*** Opening Records to use ***
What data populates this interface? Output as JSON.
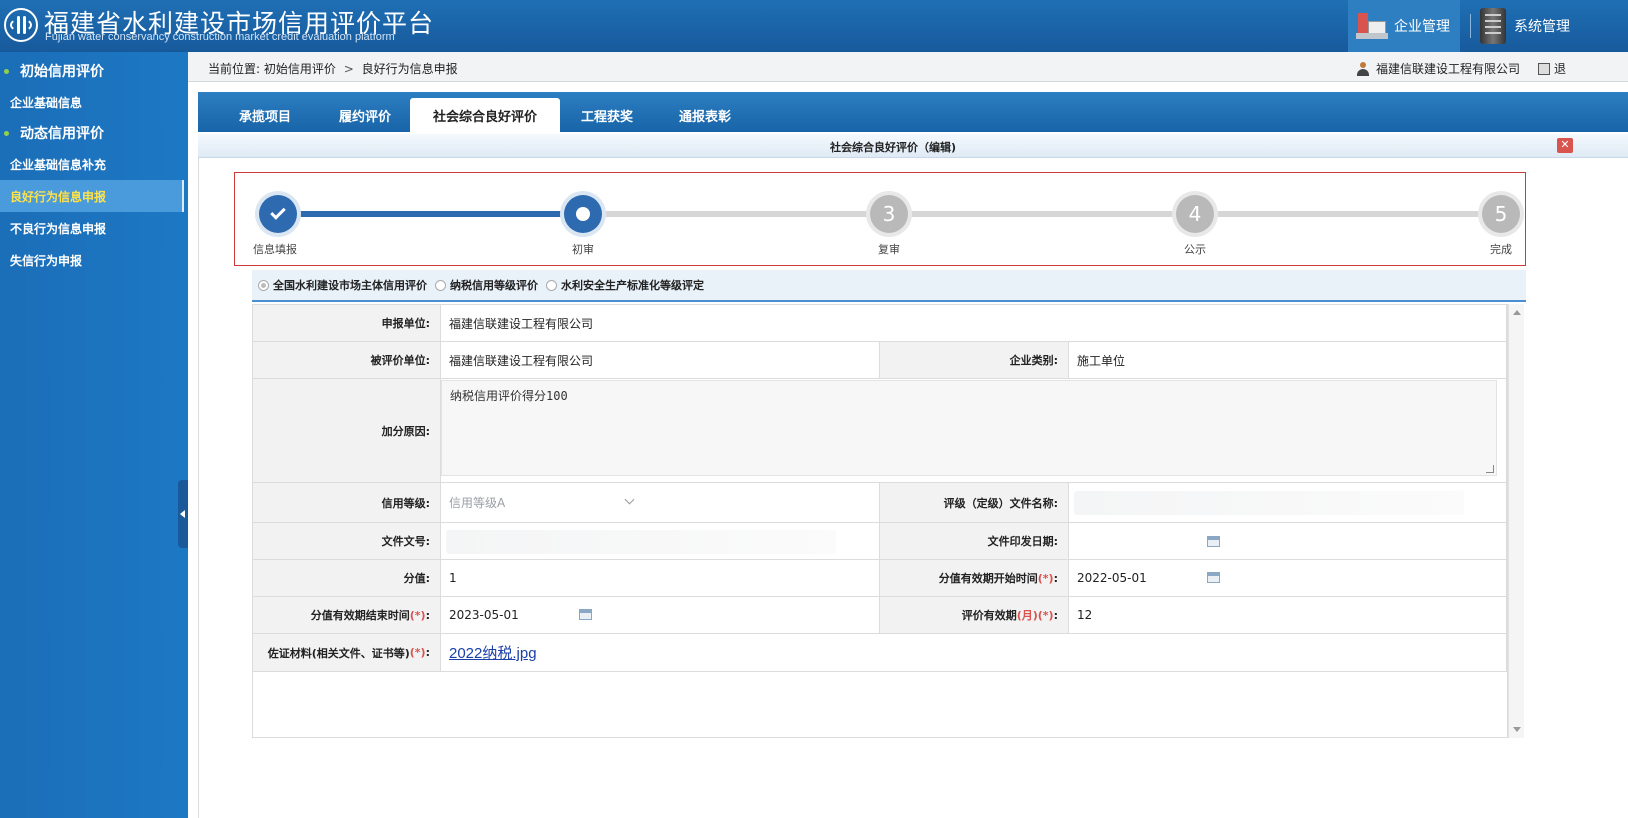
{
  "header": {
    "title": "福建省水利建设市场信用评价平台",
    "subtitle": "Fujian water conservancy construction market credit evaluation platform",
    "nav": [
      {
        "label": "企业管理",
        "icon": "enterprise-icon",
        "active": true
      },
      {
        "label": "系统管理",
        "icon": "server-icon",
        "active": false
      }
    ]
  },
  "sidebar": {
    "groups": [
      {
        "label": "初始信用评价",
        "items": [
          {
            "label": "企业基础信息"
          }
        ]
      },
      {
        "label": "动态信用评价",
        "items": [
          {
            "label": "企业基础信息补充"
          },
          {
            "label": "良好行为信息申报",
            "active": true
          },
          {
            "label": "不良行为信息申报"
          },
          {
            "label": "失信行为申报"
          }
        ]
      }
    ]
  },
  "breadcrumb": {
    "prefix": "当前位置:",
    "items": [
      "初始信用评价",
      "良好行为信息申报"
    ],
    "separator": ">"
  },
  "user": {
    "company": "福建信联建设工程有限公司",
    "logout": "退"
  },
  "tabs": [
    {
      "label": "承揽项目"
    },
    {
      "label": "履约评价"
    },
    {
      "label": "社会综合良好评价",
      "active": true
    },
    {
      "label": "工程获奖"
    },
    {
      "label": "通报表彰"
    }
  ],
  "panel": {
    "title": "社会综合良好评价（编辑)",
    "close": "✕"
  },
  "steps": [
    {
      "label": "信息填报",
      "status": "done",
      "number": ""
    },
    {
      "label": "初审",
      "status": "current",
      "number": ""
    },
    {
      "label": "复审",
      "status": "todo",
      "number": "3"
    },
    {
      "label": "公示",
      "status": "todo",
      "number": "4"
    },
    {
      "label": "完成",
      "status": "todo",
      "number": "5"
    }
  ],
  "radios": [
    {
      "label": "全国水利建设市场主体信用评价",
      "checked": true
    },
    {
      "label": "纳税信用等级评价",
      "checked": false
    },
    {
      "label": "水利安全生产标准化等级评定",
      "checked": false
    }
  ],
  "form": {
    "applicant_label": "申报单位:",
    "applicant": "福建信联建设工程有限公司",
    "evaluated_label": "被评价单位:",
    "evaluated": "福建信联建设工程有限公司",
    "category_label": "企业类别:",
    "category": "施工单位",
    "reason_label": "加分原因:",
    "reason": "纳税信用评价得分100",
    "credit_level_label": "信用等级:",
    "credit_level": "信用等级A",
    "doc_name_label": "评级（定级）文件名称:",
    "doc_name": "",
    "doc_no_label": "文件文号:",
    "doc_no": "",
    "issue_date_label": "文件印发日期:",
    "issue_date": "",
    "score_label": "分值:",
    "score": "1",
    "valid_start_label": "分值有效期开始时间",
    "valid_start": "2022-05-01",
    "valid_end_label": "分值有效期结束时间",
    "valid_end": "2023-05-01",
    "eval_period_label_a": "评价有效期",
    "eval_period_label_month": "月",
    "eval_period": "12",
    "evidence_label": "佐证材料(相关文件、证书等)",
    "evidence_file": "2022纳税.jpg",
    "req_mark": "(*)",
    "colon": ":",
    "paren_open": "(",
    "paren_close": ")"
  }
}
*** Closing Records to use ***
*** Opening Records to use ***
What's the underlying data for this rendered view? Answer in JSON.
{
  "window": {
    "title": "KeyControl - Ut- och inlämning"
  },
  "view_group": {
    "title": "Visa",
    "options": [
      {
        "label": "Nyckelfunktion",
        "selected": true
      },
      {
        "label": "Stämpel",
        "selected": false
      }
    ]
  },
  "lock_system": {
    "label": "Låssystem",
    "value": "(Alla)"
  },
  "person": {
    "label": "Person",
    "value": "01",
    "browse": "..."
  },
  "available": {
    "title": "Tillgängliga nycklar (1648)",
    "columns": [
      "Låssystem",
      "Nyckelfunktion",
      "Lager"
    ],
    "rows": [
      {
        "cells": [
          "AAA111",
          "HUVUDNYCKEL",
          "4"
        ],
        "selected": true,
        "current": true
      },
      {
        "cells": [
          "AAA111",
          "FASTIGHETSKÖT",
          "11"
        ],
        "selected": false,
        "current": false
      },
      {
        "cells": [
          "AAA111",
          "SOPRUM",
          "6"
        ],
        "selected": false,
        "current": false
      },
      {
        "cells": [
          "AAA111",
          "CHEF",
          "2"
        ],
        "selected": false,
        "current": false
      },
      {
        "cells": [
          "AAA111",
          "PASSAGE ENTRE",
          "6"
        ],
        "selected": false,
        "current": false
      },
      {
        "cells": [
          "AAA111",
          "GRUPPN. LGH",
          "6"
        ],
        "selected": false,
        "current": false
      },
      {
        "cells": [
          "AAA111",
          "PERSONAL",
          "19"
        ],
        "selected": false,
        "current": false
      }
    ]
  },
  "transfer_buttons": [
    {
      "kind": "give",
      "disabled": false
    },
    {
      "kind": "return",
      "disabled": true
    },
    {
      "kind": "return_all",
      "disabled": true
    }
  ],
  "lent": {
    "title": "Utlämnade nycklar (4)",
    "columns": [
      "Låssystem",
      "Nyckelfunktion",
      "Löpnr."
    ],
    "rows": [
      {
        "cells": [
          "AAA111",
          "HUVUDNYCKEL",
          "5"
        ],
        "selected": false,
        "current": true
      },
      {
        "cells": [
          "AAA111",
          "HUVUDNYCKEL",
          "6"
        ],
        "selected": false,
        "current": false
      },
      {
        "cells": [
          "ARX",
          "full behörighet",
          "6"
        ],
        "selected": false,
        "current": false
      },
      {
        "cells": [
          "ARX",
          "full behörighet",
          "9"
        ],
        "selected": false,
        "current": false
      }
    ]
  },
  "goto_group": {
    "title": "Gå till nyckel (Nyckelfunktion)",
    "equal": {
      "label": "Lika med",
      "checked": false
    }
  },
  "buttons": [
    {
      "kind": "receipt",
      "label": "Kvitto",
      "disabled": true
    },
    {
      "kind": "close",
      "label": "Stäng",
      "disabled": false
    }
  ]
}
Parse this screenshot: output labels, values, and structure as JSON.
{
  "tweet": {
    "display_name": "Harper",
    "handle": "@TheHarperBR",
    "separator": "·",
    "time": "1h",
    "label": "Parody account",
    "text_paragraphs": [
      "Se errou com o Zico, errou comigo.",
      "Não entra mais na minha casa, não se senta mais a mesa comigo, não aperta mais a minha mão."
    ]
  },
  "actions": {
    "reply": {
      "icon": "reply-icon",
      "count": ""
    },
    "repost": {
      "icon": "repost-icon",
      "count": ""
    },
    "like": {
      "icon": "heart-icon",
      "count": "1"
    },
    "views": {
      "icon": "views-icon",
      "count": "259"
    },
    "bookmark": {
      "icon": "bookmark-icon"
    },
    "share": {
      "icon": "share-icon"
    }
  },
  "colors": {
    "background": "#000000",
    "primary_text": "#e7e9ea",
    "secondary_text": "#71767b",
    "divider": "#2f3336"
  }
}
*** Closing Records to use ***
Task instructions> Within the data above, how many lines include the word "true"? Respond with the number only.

Result below> 11